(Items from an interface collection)

• • • • •

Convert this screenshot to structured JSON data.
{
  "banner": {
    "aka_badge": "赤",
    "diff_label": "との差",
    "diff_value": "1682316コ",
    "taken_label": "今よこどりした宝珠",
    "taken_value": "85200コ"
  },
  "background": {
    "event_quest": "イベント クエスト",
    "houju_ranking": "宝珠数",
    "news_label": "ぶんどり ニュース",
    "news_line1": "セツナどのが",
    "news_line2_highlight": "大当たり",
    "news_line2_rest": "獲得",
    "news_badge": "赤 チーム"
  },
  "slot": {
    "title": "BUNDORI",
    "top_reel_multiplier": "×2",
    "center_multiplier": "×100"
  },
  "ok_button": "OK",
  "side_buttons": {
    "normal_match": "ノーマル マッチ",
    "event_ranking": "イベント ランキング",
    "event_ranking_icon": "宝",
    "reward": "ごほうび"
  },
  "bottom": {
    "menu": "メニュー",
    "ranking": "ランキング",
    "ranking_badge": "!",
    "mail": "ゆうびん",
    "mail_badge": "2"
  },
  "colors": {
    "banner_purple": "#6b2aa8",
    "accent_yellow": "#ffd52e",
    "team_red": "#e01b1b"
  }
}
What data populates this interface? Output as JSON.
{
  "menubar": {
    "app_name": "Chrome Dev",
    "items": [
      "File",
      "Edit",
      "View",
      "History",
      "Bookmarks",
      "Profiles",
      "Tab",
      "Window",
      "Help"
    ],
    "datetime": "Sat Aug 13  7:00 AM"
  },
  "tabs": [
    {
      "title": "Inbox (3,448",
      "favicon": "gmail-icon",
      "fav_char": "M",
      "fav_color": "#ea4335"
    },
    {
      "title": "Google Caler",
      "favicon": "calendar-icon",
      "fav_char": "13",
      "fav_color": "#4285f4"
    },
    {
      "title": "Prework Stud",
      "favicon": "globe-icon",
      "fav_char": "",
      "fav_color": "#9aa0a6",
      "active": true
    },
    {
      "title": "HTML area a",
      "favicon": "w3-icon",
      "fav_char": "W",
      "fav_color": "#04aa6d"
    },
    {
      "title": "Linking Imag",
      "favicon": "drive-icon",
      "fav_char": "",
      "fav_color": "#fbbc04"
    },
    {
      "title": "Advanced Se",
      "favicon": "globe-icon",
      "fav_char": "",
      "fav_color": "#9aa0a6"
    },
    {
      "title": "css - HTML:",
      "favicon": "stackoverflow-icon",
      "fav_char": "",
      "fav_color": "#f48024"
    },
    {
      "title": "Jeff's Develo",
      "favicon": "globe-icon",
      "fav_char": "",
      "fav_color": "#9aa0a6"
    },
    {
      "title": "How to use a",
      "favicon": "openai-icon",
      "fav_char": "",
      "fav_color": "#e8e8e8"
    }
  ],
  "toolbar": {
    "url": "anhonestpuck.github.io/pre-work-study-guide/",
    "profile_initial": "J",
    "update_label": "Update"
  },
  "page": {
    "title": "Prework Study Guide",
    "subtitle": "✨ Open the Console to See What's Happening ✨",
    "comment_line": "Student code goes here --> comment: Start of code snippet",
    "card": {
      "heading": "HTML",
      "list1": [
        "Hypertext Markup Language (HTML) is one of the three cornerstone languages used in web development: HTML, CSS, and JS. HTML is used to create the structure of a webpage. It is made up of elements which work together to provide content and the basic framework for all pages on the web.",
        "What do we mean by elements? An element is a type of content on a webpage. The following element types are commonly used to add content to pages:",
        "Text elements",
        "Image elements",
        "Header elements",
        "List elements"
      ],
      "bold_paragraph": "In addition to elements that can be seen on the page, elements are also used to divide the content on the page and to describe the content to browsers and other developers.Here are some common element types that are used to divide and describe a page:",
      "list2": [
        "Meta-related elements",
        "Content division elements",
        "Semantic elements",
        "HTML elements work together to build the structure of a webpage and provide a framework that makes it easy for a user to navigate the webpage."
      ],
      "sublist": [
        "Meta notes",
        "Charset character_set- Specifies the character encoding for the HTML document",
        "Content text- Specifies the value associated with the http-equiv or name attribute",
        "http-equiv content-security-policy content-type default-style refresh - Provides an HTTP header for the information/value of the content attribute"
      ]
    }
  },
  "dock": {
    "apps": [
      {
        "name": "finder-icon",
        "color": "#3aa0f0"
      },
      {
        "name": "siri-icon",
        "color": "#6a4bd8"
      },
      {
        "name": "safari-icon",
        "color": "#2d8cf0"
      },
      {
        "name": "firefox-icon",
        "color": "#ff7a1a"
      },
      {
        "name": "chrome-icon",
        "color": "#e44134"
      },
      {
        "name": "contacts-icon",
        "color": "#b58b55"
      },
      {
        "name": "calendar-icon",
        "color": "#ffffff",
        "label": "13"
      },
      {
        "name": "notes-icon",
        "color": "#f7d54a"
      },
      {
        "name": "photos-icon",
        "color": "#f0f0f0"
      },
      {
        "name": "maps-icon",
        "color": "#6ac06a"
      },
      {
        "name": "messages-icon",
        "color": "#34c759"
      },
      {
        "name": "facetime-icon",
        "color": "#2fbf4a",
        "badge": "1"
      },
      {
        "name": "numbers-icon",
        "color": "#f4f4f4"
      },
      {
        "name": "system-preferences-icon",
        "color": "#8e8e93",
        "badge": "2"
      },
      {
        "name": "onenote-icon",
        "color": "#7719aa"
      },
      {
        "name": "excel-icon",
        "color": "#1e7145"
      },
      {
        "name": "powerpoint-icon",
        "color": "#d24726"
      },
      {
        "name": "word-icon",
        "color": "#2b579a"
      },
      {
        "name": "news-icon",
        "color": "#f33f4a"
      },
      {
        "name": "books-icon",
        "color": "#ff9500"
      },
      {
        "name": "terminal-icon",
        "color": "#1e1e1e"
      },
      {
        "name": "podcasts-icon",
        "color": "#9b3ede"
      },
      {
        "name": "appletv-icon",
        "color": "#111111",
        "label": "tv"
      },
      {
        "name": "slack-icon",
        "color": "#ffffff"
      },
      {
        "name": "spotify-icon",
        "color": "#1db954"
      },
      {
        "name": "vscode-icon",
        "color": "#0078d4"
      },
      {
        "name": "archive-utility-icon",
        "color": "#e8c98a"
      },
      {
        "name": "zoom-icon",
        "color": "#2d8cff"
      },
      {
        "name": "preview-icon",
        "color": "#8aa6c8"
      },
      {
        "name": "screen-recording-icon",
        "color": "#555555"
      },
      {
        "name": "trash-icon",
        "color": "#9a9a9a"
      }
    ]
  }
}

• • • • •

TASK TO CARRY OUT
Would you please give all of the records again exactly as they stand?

YOUR SOLUTION
Convert this screenshot to structured JSON data.
{
  "banner": {
    "aka_badge": "赤",
    "diff_label": "との差",
    "diff_value": "1682316コ",
    "taken_label": "今よこどりした宝珠",
    "taken_value": "85200コ"
  },
  "background": {
    "event_quest": "イベント クエスト",
    "houju_ranking": "宝珠数",
    "news_label": "ぶんどり ニュース",
    "news_line1": "セツナどのが",
    "news_line2_highlight": "大当たり",
    "news_line2_rest": "獲得",
    "news_badge": "赤 チーム"
  },
  "slot": {
    "title": "BUNDORI",
    "top_reel_multiplier": "×2",
    "center_multiplier": "×100"
  },
  "ok_button": "OK",
  "side_buttons": {
    "normal_match": "ノーマル マッチ",
    "event_ranking": "イベント ランキング",
    "event_ranking_icon": "宝",
    "reward": "ごほうび"
  },
  "bottom": {
    "menu": "メニュー",
    "ranking": "ランキング",
    "ranking_badge": "!",
    "mail": "ゆうびん",
    "mail_badge": "2"
  },
  "colors": {
    "banner_purple": "#6b2aa8",
    "accent_yellow": "#ffd52e",
    "team_red": "#e01b1b"
  }
}
What data populates this interface? Output as JSON.
{
  "menubar": {
    "app_name": "Chrome Dev",
    "items": [
      "File",
      "Edit",
      "View",
      "History",
      "Bookmarks",
      "Profiles",
      "Tab",
      "Window",
      "Help"
    ],
    "datetime": "Sat Aug 13  7:00 AM"
  },
  "tabs": [
    {
      "title": "Inbox (3,448",
      "favicon": "gmail-icon",
      "fav_char": "M",
      "fav_color": "#ea4335"
    },
    {
      "title": "Google Caler",
      "favicon": "calendar-icon",
      "fav_char": "13",
      "fav_color": "#4285f4"
    },
    {
      "title": "Prework Stud",
      "favicon": "globe-icon",
      "fav_char": "",
      "fav_color": "#9aa0a6",
      "active": true
    },
    {
      "title": "HTML area a",
      "favicon": "w3-icon",
      "fav_char": "W",
      "fav_color": "#04aa6d"
    },
    {
      "title": "Linking Imag",
      "favicon": "drive-icon",
      "fav_char": "",
      "fav_color": "#fbbc04"
    },
    {
      "title": "Advanced Se",
      "favicon": "globe-icon",
      "fav_char": "",
      "fav_color": "#9aa0a6"
    },
    {
      "title": "css - HTML:",
      "favicon": "stackoverflow-icon",
      "fav_char": "",
      "fav_color": "#f48024"
    },
    {
      "title": "Jeff's Develo",
      "favicon": "globe-icon",
      "fav_char": "",
      "fav_color": "#9aa0a6"
    },
    {
      "title": "How to use a",
      "favicon": "openai-icon",
      "fav_char": "",
      "fav_color": "#e8e8e8"
    }
  ],
  "toolbar": {
    "url": "anhonestpuck.github.io/pre-work-study-guide/",
    "profile_initial": "J",
    "update_label": "Update"
  },
  "page": {
    "title": "Prework Study Guide",
    "subtitle": "✨ Open the Console to See What's Happening ✨",
    "comment_line": "Student code goes here --> comment: Start of code snippet",
    "card": {
      "heading": "HTML",
      "list1": [
        "Hypertext Markup Language (HTML) is one of the three cornerstone languages used in web development: HTML, CSS, and JS. HTML is used to create the structure of a webpage. It is made up of elements which work together to provide content and the basic framework for all pages on the web.",
        "What do we mean by elements? An element is a type of content on a webpage. The following element types are commonly used to add content to pages:",
        "Text elements",
        "Image elements",
        "Header elements",
        "List elements"
      ],
      "bold_paragraph": "In addition to elements that can be seen on the page, elements are also used to divide the content on the page and to describe the content to browsers and other developers.Here are some common element types that are used to divide and describe a page:",
      "list2": [
        "Meta-related elements",
        "Content division elements",
        "Semantic elements",
        "HTML elements work together to build the structure of a webpage and provide a framework that makes it easy for a user to navigate the webpage."
      ],
      "sublist": [
        "Meta notes",
        "Charset character_set- Specifies the character encoding for the HTML document",
        "Content text- Specifies the value associated with the http-equiv or name attribute",
        "http-equiv content-security-policy content-type default-style refresh - Provides an HTTP header for the information/value of the content attribute"
      ]
    }
  },
  "dock": {
    "apps": [
      {
        "name": "finder-icon",
        "color": "#3aa0f0"
      },
      {
        "name": "siri-icon",
        "color": "#6a4bd8"
      },
      {
        "name": "safari-icon",
        "color": "#2d8cf0"
      },
      {
        "name": "firefox-icon",
        "color": "#ff7a1a"
      },
      {
        "name": "chrome-icon",
        "color": "#e44134"
      },
      {
        "name": "contacts-icon",
        "color": "#b58b55"
      },
      {
        "name": "calendar-icon",
        "color": "#ffffff",
        "label": "13"
      },
      {
        "name": "notes-icon",
        "color": "#f7d54a"
      },
      {
        "name": "photos-icon",
        "color": "#f0f0f0"
      },
      {
        "name": "maps-icon",
        "color": "#6ac06a"
      },
      {
        "name": "messages-icon",
        "color": "#34c759"
      },
      {
        "name": "facetime-icon",
        "color": "#2fbf4a",
        "badge": "1"
      },
      {
        "name": "numbers-icon",
        "color": "#f4f4f4"
      },
      {
        "name": "system-preferences-icon",
        "color": "#8e8e93",
        "badge": "2"
      },
      {
        "name": "onenote-icon",
        "color": "#7719aa"
      },
      {
        "name": "excel-icon",
        "color": "#1e7145"
      },
      {
        "name": "powerpoint-icon",
        "color": "#d24726"
      },
      {
        "name": "word-icon",
        "color": "#2b579a"
      },
      {
        "name": "news-icon",
        "color": "#f33f4a"
      },
      {
        "name": "books-icon",
        "color": "#ff9500"
      },
      {
        "name": "terminal-icon",
        "color": "#1e1e1e"
      },
      {
        "name": "podcasts-icon",
        "color": "#9b3ede"
      },
      {
        "name": "appletv-icon",
        "color": "#111111",
        "label": "tv"
      },
      {
        "name": "slack-icon",
        "color": "#ffffff"
      },
      {
        "name": "spotify-icon",
        "color": "#1db954"
      },
      {
        "name": "vscode-icon",
        "color": "#0078d4"
      },
      {
        "name": "archive-utility-icon",
        "color": "#e8c98a"
      },
      {
        "name": "zoom-icon",
        "color": "#2d8cff"
      },
      {
        "name": "preview-icon",
        "color": "#8aa6c8"
      },
      {
        "name": "screen-recording-icon",
        "color": "#555555"
      },
      {
        "name": "trash-icon",
        "color": "#9a9a9a"
      }
    ]
  }
}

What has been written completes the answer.